“Whites, it must frankly be said, are not putting in a similar mass effort to reeducate themselves out of their racial ignorance. It is an aspect of their sense of superiority that the white people of America believe they have so little to learn.”
– Dr Martin Luther King, Jr.
I love that this quote calls out our laziness when it comes to truly learning about the oppression of racism – this is simply yet another sign of our white privilege.
(Also, I didn’t know this quote before I read what Andre Henry recently wrote about his lent challenge for white people and it’s so good – I’m so glad he shared it.)
Anti racism for Lent. #18.
Last year, I almost went to a class called White Fragility, it was hosted by a church, which made it that much more appealing to me. See, I’ve spent a lot of time in churches and church sponsored environments throughout my life, and while I have heard the word justice used a lot, I’ve rarely seen it enacted, lived out, or truly, practically preached about.
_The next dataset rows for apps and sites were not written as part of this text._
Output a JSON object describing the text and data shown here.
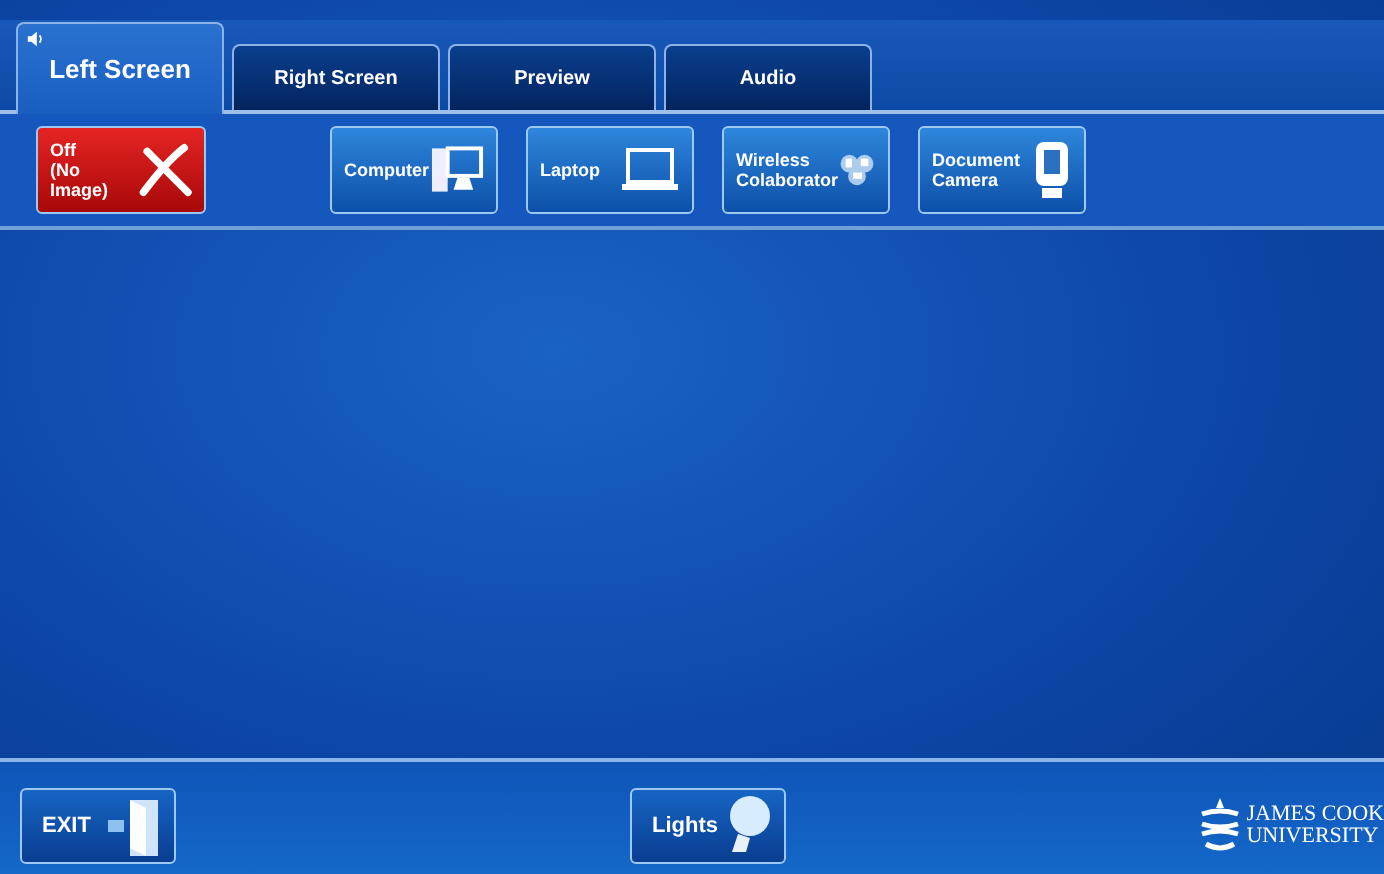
{
  "tabs": [
    {
      "label": "Left Screen",
      "selected": true,
      "audio": true
    },
    {
      "label": "Right Screen",
      "selected": false,
      "audio": false
    },
    {
      "label": "Preview",
      "selected": false,
      "audio": false
    },
    {
      "label": "Audio",
      "selected": false,
      "audio": false
    }
  ],
  "sources": [
    {
      "kind": "off",
      "lines": [
        "Off",
        "(No Image)"
      ]
    },
    {
      "kind": "computer",
      "lines": [
        "Computer"
      ]
    },
    {
      "kind": "laptop",
      "lines": [
        "Laptop"
      ]
    },
    {
      "kind": "wireless",
      "lines": [
        "Wireless",
        "Colaborator"
      ]
    },
    {
      "kind": "camera",
      "lines": [
        "Document",
        "Camera"
      ]
    }
  ],
  "footer": {
    "exit": "EXIT",
    "lights": "Lights",
    "logo": [
      "JAMES COOK",
      "UNIVERSITY"
    ]
  }
}
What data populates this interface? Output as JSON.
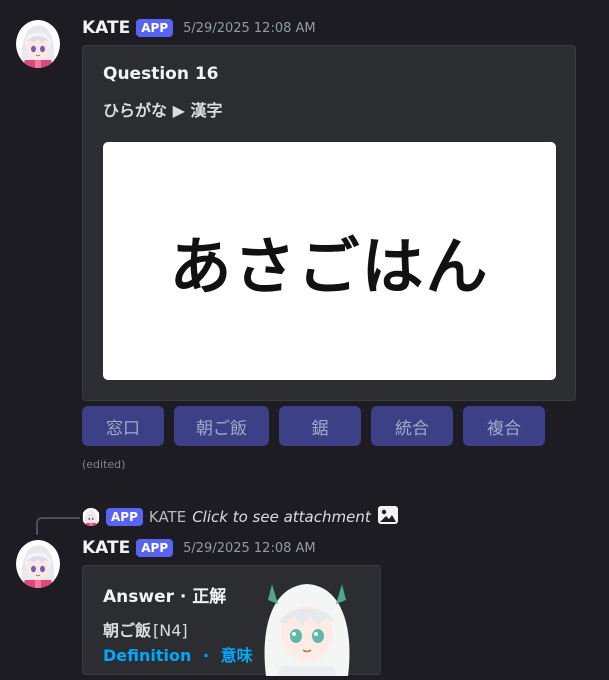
{
  "colors": {
    "background": "#1c1c22",
    "embed": "#2b2d31",
    "accent": "#5865f2",
    "button": "#3b4087",
    "link": "#00a8fc"
  },
  "messages": [
    {
      "username": "KATE",
      "badge": "APP",
      "timestamp": "5/29/2025 12:08 AM",
      "embed": {
        "title": "Question 16",
        "subtitle": "ひらがな ▶ 漢字",
        "image_word": "あさごはん"
      },
      "buttons": [
        "窓口",
        "朝ご飯",
        "鋸",
        "統合",
        "複合"
      ],
      "edited": "(edited)"
    },
    {
      "reply": {
        "badge": "APP",
        "username": "KATE",
        "text": "Click to see attachment",
        "icon": "image-icon"
      },
      "username": "KATE",
      "badge": "APP",
      "timestamp": "5/29/2025 12:08 AM",
      "embed": {
        "title": "Answer · 正解",
        "word": "朝ご飯",
        "level": "[N4]",
        "definition_link": "Definition",
        "separator": "·",
        "meaning_link": "意味"
      }
    }
  ]
}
So I was shocked, and so excited to go possibly see the church having conversations I’d never seen them have before.
The class actually ended up changing names before the event. It was something much less ‘offensive,’ after the name change. I had already planned to go, and hoped the content would remain the same despite the name change. I am glad I went… I heard lots of things, some of which I had never heard before, particularly about racial reconciliation. I sat in a room full of people who were clearly eager to learn and grow. I took a lot of notes. I asked questions after, and wrote a list of recommended books, podcasts, and movies, and I got to work, slowly but surely, opening my mind and letting my paradigm shift.
I have to say that white fragility seems to the hardest topic to actually, practically talk about. Especially when I know that I’m primarily writing to a white audience, as a white person. I am sure I don’t even fully see my own white privilege (“white undeserved advantages.”) It has been an interesting process (to say the least) for me to identify my own unconscious bias, and to take a hard look at my own fragility.
I think that the suggestions of the last 17 days have really given each of you about a zillion starting points to choose from, and that’s good, because I’ve only got two for this one.
Read this post – “The Sugar-coated Language of White Fragility.”
I try to check myself in my daily life – here’s my metric:
If I find myself getting defensive, mentally, verbally, or even with my body language… Or if I find that I’m really quick to respond with some ready made answer defending my position about something (even only within my own mind) I do an immediate reevaluation…. here is a small sampling of questions I ask myself:
Why am I responding this way? Do I feel threatened?
What about me is being called into question? Is there a real threat?
What truth am I possibly missing?
Am I really listening to the other person/perspective?
Or am I focused on protecting my own beliefs regardless of what might be true?